I love it when an official LEGO set or theme inspires fans to build their own creation within the theme. But sometimes the inspiration is not a theme or a set but just a single minifigure. According to Kristel, it was the Tigger minifigure from 21326 Winnie the Pooh that inspired her to build this creation. She set her mind to making the minifigure bounce, just like the character does in the movies. In order to make this happen, she built Tigger’s treehouse to hide the jumping mechanism.
This build is awesome for a couple of reasons. Although I love Winnie the Pooh, it has been quite some time since I watched a Pooh movie, so my memories about the show have faded a bit. I had to look Tigger’s treehouse up, and I have to say this is an almost exact match for the source material. Secondly, it blends in perfectly with the official LEGO set because Kristel used the same technique on the roof and a similar technique on the foliage. And last but not least, this creation actually allows Tigger to move and jump.
Curious for more Winnie the Pooh articles? Check them out here!
Are you aware of the phenomenon called Minifig Habitats? It’s essentially an 8x8x8 diagonal vignette that can be stacked and interlocked to form a pyramid display. However, there is a more popular habitat style that isn’t diagonal and has less open space. These habitats first appeared on Flickr in 2016 and were popularised by LEGO fan sites in the last few years. Since then, they became a nice way for people to show off LEGO Collectible Minifigures in a small dynamic display. Kristel Whitaker takes it to the next level by reimagining minifig habitats into a diorama of a pergola, a balcony, and a potting shed.
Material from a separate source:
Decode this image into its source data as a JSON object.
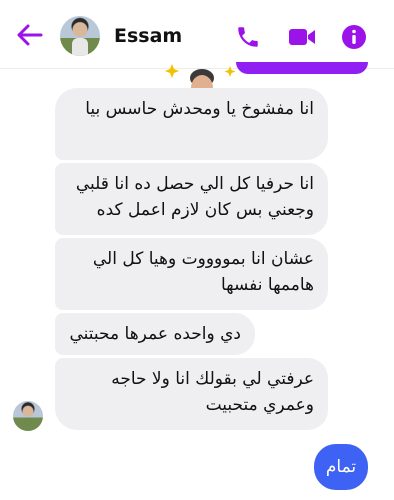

The white structures provide a bright canvas for plants to grow on and make the diorama clean and minimalist. In addition, the nougat flooring brings a lovely warm contrast to the blue backdrop of Kristel’s photo. There’s plenty of other colours as well, from the yellows and pinks of the flowers to the blues and reds of the potting shed in the lower right habitat. All of these come together in a concise diorama that are clearly different parts of the same house.
Want to build your own minifig habitats? Here is the template.
Things can look pretty bleak, sometimes. So with that in mind, here is a LEGO guardian angel built by Kristel Whitaker to help you through some tough times. I like the golden staff, flowing wings and her serene expression has such a calming effect. Whatever it is you’re going through right now, allow this angel to see you through it to better times. Remember, this too shall pass.